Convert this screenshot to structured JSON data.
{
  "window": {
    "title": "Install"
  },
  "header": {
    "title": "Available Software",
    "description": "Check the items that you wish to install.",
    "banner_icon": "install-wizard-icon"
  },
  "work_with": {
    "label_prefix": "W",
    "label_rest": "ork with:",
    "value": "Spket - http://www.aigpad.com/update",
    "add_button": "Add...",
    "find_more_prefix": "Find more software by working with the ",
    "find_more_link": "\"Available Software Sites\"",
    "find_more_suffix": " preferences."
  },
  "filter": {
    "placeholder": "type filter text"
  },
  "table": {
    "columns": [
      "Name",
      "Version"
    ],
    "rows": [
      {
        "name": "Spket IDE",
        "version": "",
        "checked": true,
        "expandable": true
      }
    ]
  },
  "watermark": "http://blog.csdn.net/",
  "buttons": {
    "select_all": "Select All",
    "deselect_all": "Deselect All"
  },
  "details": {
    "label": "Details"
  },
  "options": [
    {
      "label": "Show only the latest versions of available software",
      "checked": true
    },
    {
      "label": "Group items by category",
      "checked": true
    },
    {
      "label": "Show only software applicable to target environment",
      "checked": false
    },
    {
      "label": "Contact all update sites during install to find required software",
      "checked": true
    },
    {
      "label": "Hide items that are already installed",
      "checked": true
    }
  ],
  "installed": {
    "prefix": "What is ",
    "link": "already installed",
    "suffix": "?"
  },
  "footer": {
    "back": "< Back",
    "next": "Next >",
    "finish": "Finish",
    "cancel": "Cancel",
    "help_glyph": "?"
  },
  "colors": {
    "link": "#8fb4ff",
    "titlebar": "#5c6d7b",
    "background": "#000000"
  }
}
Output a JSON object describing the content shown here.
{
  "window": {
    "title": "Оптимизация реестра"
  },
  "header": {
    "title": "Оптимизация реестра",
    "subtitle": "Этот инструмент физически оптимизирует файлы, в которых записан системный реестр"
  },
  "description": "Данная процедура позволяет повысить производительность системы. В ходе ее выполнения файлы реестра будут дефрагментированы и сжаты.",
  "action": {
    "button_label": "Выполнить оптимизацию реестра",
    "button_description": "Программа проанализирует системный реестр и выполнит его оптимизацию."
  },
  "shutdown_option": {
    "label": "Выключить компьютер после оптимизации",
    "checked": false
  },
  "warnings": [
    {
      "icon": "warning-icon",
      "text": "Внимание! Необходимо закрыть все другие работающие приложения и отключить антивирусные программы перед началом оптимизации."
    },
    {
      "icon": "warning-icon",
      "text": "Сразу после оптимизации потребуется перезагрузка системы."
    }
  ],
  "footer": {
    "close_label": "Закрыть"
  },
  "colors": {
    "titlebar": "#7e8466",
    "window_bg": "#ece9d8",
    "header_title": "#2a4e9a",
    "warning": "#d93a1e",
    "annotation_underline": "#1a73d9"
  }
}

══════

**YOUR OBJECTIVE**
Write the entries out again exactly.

**FINISHED EXERCISE**
Convert this screenshot to structured JSON data.
{
  "window": {
    "title": "Install"
  },
  "header": {
    "title": "Available Software",
    "description": "Check the items that you wish to install.",
    "banner_icon": "install-wizard-icon"
  },
  "work_with": {
    "label_prefix": "W",
    "label_rest": "ork with:",
    "value": "Spket - http://www.aigpad.com/update",
    "add_button": "Add...",
    "find_more_prefix": "Find more software by working with the ",
    "find_more_link": "\"Available Software Sites\"",
    "find_more_suffix": " preferences."
  },
  "filter": {
    "placeholder": "type filter text"
  },
  "table": {
    "columns": [
      "Name",
      "Version"
    ],
    "rows": [
      {
        "name": "Spket IDE",
        "version": "",
        "checked": true,
        "expandable": true
      }
    ]
  },
  "watermark": "http://blog.csdn.net/",
  "buttons": {
    "select_all": "Select All",
    "deselect_all": "Deselect All"
  },
  "details": {
    "label": "Details"
  },
  "options": [
    {
      "label": "Show only the latest versions of available software",
      "checked": true
    },
    {
      "label": "Group items by category",
      "checked": true
    },
    {
      "label": "Show only software applicable to target environment",
      "checked": false
    },
    {
      "label": "Contact all update sites during install to find required software",
      "checked": true
    },
    {
      "label": "Hide items that are already installed",
      "checked": true
    }
  ],
  "installed": {
    "prefix": "What is ",
    "link": "already installed",
    "suffix": "?"
  },
  "footer": {
    "back": "< Back",
    "next": "Next >",
    "finish": "Finish",
    "cancel": "Cancel",
    "help_glyph": "?"
  },
  "colors": {
    "link": "#8fb4ff",
    "titlebar": "#5c6d7b",
    "background": "#000000"
  }
}
Output a JSON object describing the content shown here.
{
  "window": {
    "title": "Оптимизация реестра"
  },
  "header": {
    "title": "Оптимизация реестра",
    "subtitle": "Этот инструмент физически оптимизирует файлы, в которых записан системный реестр"
  },
  "description": "Данная процедура позволяет повысить производительность системы. В ходе ее выполнения файлы реестра будут дефрагментированы и сжаты.",
  "action": {
    "button_label": "Выполнить оптимизацию реестра",
    "button_description": "Программа проанализирует системный реестр и выполнит его оптимизацию."
  },
  "shutdown_option": {
    "label": "Выключить компьютер после оптимизации",
    "checked": false
  },
  "warnings": [
    {
      "icon": "warning-icon",
      "text": "Внимание! Необходимо закрыть все другие работающие приложения и отключить антивирусные программы перед началом оптимизации."
    },
    {
      "icon": "warning-icon",
      "text": "Сразу после оптимизации потребуется перезагрузка системы."
    }
  ],
  "footer": {
    "close_label": "Закрыть"
  },
  "colors": {
    "titlebar": "#7e8466",
    "window_bg": "#ece9d8",
    "header_title": "#2a4e9a",
    "warning": "#d93a1e",
    "annotation_underline": "#1a73d9"
  }
}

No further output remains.